Four white South African men reached a deal on Wednesday to pay fines for making a video showing elderly black cleaners being humiliated, including by drinking what was apparently urine-tainted soup.
Image: South African former University students appear in court on charges of crimen injuria
South African former university students, from left, Johnny Roberts, Schalk van der Merwe, RC Malherbe and Danie Grobler pleaded guilty Tuesday to charges of humiliating black housekeepers in a video.Libuseng Nyaka / AFP - Getty Images
/ Source: Reuters

Four white South African men reached a deal on Wednesday to pay fines for making a video showing elderly black cleaners being humiliated, including by drinking what was purported to be urine-tainted soup.

The video shot by the four former students at the University of the Free State in a conservative Afrikaner farming region came to light about two years ago, sparking outrage in a country working to heal the wounds of its apartheid past.

The four pleaded guilty in a Bloemfontein court on Tuesday, asking for forgiveness from the victims who worked at a university dormitory.

"They have agreed to a fine but they have not agreed to an amount," Mothusi Lepheana, head of the Free State Human Rights Commission, told Reuters by telephone from the court, about 230 miles southwest of Johannesburg.

The defendants were seeking fines of 5,000 rand ($680) each while the state was seeking 15,000 rand.

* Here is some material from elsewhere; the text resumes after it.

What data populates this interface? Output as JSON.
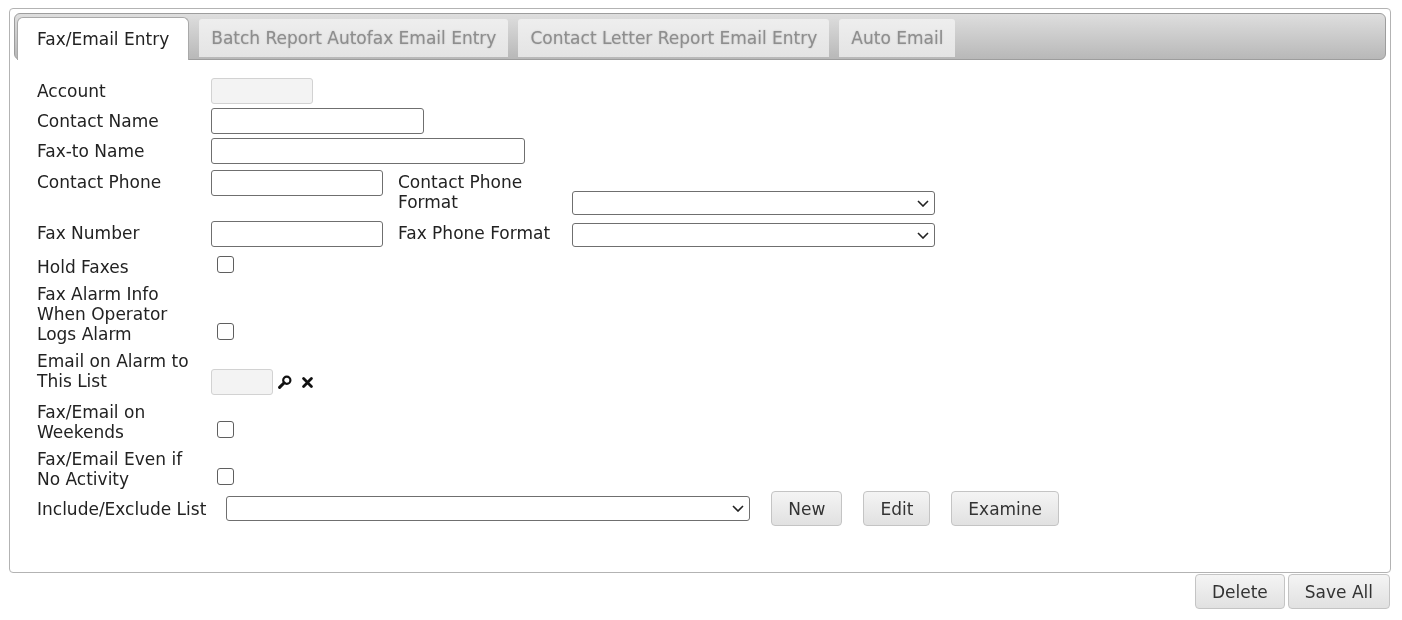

The court was expected to announce its decision on Friday, legal officials said.

"They didn't consider jail time. It was not raised by the state or anybody," Lepheana said.

The video showed the four women and one man running a race barefoot while wearing their cleaning uniforms and being taken to a bar where they drank alcohol and danced to Afrikaans music in what was portrayed as an initiation ceremony.

The video also showed one student urinating into a container of soup placed on a toilet seat. He said: "This is the final ingredient," before heating the soup in a microwave oven and giving it to the elderly cleaners.

A lawyer for the defendants said that what appeared to be urine was juice being squeezed from a bottle that could not be seen on camera.

The video's discovery in 2008 led to protests on campus and scuffles with riot police. One of the country's biggest dailies, the Star, at the time dubbed it "the apartheid video."

University officials had asked for people to move on, saying the four had shown genuine contrition and allowing the case to linger would deepen the humiliation of the victims.

Some whites in the region had rallied behind the students, saying they should not be punished for what was a common prank and protested at the school's desegregation policies.